▶ **EXERCISE DETAILS**: State how many lines of the records below contain the word "Jackson", giving the number and nothing else.

(Website and app data records)
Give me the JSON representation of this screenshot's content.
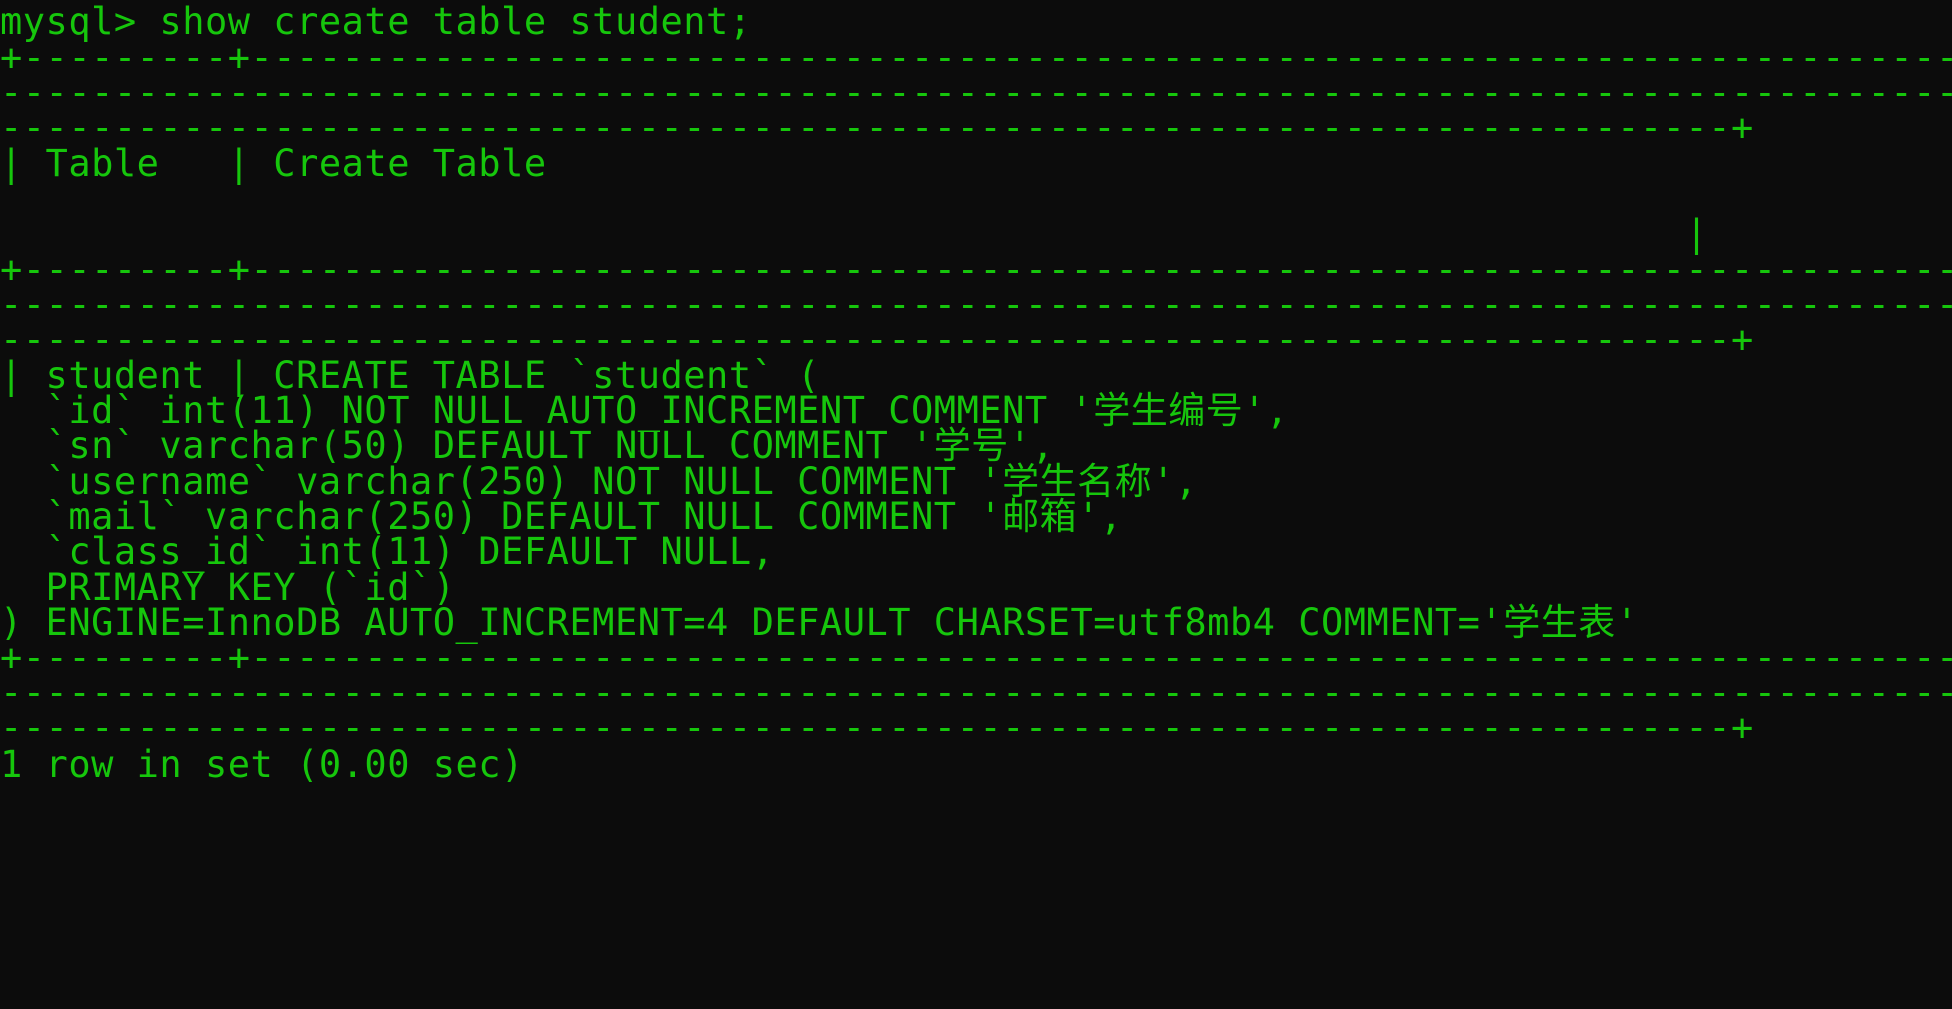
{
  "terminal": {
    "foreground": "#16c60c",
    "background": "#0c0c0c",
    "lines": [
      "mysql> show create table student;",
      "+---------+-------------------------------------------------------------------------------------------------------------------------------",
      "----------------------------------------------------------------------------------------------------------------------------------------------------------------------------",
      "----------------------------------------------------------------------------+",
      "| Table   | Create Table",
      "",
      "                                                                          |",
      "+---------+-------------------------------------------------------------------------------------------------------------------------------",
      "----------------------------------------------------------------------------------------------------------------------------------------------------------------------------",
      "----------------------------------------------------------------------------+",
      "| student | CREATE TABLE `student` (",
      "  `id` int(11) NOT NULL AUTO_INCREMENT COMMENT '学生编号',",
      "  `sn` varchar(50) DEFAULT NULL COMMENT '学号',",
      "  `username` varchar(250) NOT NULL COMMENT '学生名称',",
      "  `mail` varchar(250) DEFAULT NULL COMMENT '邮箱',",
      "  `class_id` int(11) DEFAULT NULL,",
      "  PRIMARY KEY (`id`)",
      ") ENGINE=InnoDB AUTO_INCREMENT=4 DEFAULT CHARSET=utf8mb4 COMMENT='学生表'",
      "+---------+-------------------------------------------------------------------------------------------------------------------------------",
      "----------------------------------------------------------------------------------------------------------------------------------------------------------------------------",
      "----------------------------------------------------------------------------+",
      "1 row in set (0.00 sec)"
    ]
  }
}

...

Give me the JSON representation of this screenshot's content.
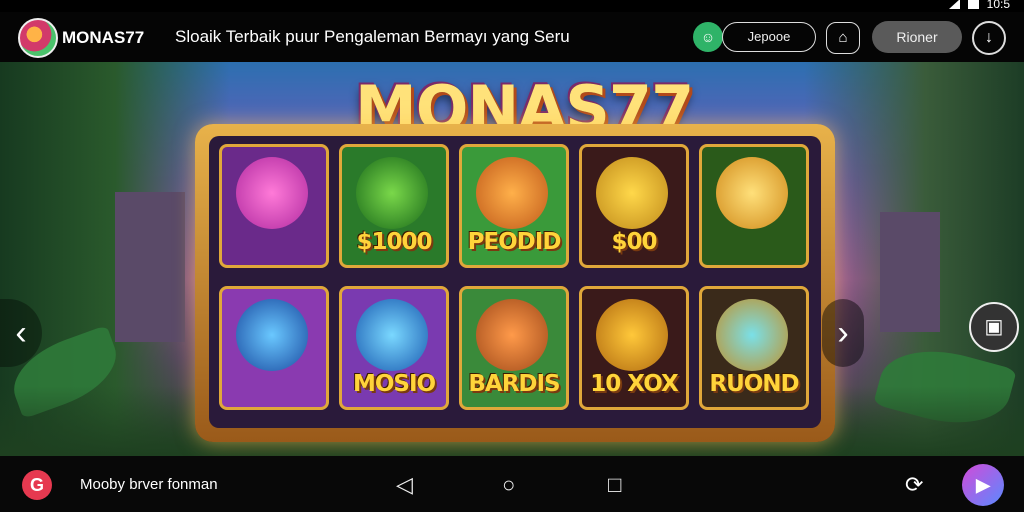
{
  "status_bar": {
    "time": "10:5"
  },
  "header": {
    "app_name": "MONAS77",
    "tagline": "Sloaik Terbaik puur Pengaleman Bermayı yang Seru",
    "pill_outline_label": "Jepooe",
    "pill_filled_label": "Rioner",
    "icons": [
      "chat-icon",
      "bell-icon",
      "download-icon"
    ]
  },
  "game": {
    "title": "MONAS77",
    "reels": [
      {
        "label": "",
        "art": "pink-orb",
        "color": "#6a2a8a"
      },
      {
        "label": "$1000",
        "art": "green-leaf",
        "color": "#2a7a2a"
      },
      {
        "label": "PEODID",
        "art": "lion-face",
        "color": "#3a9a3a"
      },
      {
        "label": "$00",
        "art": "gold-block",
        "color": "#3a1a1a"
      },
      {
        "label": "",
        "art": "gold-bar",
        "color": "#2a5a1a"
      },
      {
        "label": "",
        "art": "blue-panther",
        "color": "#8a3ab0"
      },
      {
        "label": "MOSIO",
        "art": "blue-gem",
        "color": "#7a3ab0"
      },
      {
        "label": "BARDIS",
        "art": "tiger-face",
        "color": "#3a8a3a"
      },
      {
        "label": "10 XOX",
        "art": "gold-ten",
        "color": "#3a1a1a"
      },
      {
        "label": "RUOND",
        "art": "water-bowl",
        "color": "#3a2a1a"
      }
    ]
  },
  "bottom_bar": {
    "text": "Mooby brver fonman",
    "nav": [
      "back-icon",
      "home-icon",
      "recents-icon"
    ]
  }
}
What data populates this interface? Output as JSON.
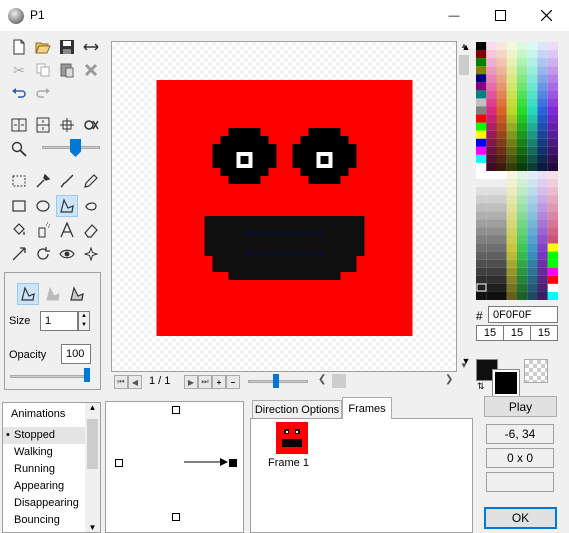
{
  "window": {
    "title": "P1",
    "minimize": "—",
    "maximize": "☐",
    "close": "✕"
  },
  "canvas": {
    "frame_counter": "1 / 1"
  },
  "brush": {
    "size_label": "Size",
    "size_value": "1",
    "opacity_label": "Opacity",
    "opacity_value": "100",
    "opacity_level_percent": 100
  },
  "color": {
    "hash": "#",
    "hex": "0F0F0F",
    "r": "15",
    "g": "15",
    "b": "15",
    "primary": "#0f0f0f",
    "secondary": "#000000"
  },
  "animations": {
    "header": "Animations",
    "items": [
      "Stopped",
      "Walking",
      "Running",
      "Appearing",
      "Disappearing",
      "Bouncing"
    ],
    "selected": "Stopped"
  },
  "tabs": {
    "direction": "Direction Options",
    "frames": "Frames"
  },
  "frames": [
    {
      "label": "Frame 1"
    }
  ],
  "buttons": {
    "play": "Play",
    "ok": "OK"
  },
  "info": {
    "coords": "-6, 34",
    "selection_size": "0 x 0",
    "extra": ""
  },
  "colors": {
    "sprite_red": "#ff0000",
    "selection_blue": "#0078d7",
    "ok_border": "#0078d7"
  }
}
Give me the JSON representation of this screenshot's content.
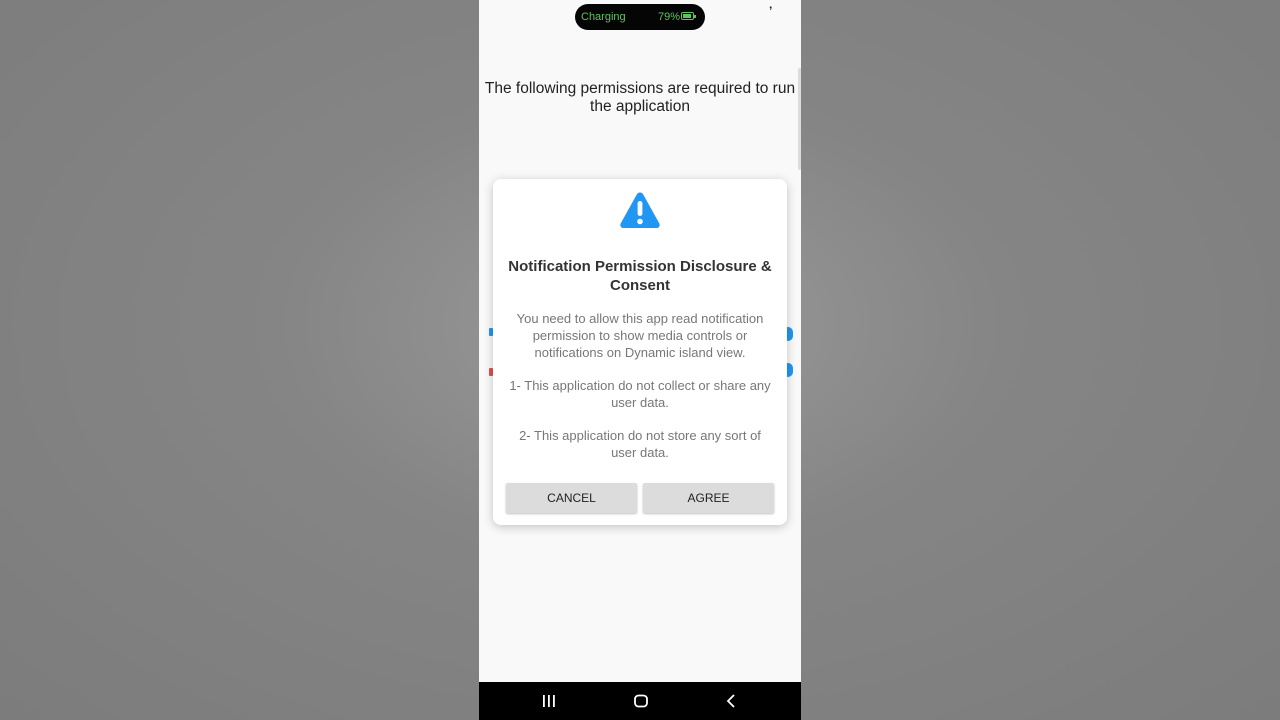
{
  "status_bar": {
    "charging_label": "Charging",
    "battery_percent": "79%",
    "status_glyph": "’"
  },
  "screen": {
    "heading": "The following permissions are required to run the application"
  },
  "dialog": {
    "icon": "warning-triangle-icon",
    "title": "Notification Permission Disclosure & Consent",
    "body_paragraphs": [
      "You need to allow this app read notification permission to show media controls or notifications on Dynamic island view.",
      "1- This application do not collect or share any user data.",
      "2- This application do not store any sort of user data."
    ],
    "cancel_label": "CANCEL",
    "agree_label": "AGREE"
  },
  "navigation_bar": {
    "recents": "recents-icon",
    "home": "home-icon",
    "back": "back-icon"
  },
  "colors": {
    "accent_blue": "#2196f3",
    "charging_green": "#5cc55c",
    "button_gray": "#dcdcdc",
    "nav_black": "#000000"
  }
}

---

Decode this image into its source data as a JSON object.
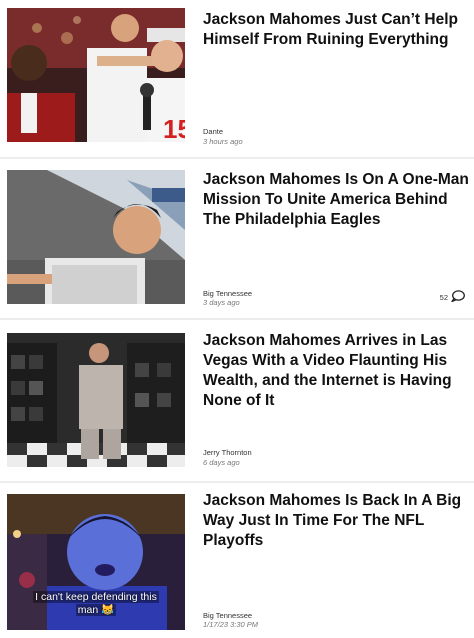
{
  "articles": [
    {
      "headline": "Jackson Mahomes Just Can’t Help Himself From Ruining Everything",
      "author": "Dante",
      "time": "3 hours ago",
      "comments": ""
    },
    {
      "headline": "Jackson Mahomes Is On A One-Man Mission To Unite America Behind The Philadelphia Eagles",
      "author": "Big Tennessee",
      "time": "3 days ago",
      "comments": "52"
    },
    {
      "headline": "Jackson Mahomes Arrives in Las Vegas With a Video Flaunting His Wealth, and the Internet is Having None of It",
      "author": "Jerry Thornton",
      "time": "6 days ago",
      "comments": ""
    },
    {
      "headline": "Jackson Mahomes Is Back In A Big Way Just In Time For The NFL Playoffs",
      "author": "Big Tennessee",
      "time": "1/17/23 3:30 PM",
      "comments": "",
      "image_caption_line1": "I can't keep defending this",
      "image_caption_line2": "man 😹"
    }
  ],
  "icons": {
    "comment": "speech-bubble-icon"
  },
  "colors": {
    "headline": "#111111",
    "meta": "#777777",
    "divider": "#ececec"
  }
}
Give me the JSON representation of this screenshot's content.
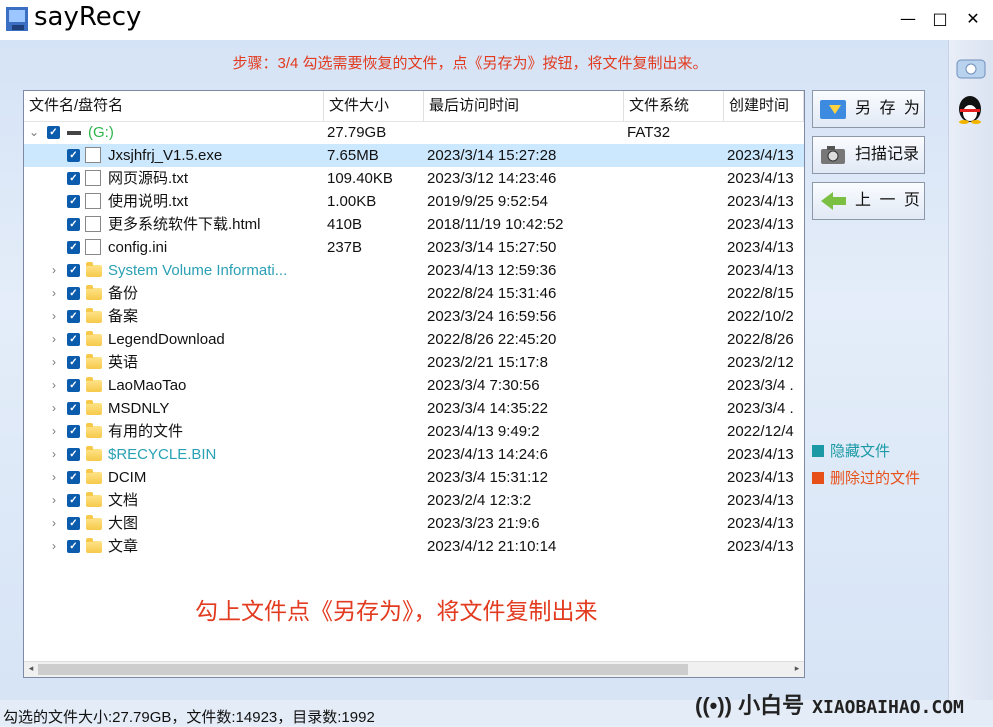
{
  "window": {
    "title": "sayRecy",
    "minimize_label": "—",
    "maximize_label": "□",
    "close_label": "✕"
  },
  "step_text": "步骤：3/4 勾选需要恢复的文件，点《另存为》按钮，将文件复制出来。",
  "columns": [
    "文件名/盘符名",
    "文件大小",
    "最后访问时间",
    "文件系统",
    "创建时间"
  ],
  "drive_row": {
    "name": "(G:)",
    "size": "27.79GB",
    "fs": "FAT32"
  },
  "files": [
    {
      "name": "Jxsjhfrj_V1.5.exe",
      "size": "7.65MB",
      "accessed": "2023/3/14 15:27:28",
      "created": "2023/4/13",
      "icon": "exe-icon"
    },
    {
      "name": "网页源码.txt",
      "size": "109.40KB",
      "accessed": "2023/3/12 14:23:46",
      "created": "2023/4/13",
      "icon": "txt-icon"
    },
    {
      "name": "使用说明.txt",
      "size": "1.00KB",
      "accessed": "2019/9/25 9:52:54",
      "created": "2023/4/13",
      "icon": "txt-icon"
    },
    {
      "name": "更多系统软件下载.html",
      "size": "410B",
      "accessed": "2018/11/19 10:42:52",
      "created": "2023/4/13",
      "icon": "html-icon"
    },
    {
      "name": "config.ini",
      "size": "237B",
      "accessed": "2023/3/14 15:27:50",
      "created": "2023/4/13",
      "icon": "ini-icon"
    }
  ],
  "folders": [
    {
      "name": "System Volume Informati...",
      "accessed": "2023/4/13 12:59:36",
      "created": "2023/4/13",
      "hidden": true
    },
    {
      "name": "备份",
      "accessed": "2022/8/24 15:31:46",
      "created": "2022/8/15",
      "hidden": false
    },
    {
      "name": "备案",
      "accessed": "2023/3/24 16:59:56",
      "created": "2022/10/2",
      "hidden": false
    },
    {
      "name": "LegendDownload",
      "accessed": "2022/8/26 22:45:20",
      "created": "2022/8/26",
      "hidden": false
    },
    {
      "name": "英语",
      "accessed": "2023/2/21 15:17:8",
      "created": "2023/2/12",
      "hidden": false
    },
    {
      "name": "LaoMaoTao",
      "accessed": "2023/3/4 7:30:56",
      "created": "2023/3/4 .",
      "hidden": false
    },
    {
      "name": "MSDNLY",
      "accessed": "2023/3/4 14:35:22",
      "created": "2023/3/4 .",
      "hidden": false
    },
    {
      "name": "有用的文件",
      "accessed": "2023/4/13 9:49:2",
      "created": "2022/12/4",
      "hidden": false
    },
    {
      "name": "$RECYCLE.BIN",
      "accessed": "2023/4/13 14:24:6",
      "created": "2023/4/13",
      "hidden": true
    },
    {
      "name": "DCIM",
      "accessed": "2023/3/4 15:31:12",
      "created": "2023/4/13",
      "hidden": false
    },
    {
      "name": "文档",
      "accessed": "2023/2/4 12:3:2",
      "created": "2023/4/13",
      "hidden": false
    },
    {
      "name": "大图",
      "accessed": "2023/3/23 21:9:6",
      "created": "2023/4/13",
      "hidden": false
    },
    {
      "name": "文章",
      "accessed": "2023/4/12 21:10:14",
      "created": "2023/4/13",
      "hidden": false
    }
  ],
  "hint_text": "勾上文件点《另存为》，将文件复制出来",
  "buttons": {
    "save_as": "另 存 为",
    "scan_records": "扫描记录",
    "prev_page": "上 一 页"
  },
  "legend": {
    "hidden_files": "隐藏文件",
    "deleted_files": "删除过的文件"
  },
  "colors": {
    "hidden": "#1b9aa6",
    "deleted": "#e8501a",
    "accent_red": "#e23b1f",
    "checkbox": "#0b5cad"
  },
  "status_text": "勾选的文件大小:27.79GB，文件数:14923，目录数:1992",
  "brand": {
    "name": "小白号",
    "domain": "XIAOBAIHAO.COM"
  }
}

▶ **ANSWER FOR THIS EXERCISE**: 4